How to Become an Actuary

If you absolutely adore mathematics and are undaunted by the thought of taking biannual examinations for a decade, a career as an actuary may be perfect for you. Actuaries evaluate past and present insurance statistics to estimate future financial risks. On the basis of their findings, they calculate insurance premium rates and also design or modify policies to keep their companies profitable and competitive.

Steps:

1. Take advanced mathematics courses in high school and also advanced placement (AP) courses, if possible. Ask your high school guidance counselor to recommend colleges with outstanding mathematics programs.

2. Obtain a bachelor's degree in mathematics, statistics, actuarial science, economics, accounting or finance.

3. Make certain you receive excellent training in calculus, probability and statistics. Take liberal arts courses that will sharpen your communication and interpersonal skills.

4. Understand that you will have to take a series of biannual actuarial exams that can take up to 10 years to complete, depending on your ambition. Preparation will involve mostly independent study, with perhaps a few seminars to attend.

5. Check the Web sites of the Society of Actuaries (soa.org), the Casualty Actuarial Society (casact.org) and the American Society of Pension Actuaries (aspa.org) for information on exams and the field.

6. Take at least two exams before you graduate to increase your chances of entry-level employment in a tight job market. The first few exams do not require you to have an actuarial specialty.

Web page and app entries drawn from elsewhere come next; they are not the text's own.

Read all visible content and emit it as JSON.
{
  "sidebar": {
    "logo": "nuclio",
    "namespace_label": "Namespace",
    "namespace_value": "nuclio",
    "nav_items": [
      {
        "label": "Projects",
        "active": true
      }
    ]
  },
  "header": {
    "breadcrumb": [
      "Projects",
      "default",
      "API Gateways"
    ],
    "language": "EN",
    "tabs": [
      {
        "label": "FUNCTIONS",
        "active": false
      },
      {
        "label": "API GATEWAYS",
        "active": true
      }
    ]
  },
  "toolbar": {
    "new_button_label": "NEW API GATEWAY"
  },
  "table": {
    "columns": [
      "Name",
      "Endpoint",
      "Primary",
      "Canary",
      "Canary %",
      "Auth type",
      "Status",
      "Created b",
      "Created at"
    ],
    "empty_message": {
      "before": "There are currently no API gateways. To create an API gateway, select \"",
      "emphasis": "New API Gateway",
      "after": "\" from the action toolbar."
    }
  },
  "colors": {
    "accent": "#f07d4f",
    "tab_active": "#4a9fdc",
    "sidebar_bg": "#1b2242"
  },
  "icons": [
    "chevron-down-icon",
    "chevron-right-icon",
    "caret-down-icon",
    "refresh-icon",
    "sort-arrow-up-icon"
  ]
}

7. Apply for jobs as soon as you pass. Your first job will likely be a lengthy internship designed to familiarize you with various operations in an insurance company. This will afford you the opportunity to decide on a specialty, such as life, health, property and casualty, or financial planning and investment.

8. Study regularly so that you can successfully complete the remaining exams and receive your professional status. Your aim is to pass the exams on schedule so that you will reach an actuary's associate (beginner) level within four to six years and a fellowship (professional) level a few years later.

Tips:

Raises and job advancements can occur as you continue to pass your exams; remember that actuaries work mostly for insurance companies.

An actuary must always be aware of any changes in the economy.

Become proficient with all computer software programs used by actuaries.

Warnings:

Learn how to juggle school and work while you are still in college. The actuarial exams are very difficult, and you will have to study for them while working at a full-time job.